Data section: Begin
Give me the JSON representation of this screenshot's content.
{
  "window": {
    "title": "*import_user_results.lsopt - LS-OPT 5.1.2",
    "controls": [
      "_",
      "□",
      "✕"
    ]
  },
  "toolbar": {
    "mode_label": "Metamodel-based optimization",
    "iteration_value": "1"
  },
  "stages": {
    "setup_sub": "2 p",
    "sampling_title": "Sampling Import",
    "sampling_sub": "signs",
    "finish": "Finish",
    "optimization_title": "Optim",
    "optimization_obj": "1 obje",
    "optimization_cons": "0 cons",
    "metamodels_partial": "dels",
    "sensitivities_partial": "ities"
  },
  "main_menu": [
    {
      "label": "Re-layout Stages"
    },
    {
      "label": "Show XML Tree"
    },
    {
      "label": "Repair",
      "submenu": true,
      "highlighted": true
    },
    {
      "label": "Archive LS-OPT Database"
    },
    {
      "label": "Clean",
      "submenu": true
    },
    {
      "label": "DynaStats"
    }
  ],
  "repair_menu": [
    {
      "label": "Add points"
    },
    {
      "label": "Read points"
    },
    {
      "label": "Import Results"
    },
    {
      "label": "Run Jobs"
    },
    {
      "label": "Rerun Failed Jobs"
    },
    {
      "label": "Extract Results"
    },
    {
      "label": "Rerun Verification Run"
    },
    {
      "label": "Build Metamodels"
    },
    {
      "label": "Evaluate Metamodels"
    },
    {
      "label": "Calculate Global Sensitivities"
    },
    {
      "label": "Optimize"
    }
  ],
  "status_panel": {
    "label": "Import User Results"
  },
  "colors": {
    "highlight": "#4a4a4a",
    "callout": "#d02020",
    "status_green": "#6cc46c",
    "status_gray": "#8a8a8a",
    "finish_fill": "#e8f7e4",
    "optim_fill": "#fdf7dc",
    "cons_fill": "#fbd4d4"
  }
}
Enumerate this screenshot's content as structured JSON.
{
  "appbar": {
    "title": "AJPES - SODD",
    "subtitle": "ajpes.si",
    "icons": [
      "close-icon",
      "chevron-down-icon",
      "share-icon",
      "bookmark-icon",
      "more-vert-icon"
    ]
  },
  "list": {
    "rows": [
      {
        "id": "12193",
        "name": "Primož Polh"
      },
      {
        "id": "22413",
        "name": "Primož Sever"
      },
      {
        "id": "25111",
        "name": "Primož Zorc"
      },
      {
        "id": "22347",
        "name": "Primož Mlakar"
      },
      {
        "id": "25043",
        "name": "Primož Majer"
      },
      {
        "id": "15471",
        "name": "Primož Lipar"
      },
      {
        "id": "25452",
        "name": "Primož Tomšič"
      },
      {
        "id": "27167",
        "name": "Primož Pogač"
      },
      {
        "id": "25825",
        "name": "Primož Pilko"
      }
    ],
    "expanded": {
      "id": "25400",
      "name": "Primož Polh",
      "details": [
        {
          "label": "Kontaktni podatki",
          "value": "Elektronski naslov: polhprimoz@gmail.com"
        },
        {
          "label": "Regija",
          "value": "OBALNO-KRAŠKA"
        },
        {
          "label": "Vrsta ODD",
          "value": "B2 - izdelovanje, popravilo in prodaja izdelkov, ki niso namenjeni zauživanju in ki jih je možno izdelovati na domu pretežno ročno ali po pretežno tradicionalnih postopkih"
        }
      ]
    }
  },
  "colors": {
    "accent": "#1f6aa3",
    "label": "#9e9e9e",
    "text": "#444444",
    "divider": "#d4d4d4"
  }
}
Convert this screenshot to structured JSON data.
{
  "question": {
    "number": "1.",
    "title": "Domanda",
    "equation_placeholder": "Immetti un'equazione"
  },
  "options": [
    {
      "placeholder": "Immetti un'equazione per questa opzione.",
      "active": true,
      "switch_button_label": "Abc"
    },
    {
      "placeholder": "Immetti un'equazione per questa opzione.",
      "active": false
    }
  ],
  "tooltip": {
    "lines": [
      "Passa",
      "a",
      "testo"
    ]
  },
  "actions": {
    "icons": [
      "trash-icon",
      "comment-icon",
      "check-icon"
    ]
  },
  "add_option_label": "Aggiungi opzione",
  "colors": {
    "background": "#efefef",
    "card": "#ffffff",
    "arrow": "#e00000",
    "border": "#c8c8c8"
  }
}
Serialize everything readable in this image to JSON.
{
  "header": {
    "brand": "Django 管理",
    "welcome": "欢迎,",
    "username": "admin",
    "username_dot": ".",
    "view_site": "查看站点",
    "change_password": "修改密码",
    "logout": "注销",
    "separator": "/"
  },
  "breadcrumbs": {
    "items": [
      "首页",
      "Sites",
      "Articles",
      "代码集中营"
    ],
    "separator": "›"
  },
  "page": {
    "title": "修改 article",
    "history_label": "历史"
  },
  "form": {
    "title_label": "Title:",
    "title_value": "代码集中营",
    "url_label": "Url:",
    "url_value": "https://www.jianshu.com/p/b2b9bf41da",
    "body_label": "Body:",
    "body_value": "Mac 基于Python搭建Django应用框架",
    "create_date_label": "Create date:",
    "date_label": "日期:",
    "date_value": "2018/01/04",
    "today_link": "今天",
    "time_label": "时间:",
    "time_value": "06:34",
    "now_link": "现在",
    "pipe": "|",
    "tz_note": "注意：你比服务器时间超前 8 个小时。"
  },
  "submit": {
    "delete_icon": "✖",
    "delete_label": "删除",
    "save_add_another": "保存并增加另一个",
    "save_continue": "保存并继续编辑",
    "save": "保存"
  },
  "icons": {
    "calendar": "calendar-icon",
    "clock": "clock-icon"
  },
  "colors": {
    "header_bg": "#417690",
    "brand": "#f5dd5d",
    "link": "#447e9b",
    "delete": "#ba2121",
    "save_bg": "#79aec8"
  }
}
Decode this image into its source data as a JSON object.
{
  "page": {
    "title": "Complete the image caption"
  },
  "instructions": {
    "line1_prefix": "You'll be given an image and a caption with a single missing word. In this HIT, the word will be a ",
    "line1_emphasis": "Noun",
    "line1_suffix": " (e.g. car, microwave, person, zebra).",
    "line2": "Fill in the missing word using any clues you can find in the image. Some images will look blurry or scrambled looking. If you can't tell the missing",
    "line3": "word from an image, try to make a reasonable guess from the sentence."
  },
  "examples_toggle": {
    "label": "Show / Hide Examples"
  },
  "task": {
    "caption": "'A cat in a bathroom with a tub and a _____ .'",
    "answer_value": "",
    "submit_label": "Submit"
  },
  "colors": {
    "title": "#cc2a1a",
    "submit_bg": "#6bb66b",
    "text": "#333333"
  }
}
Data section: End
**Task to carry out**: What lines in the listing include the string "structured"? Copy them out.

**Solution for this problem**:
Enumerate this screenshot's content as structured JSON.
Convert this screenshot to structured JSON data.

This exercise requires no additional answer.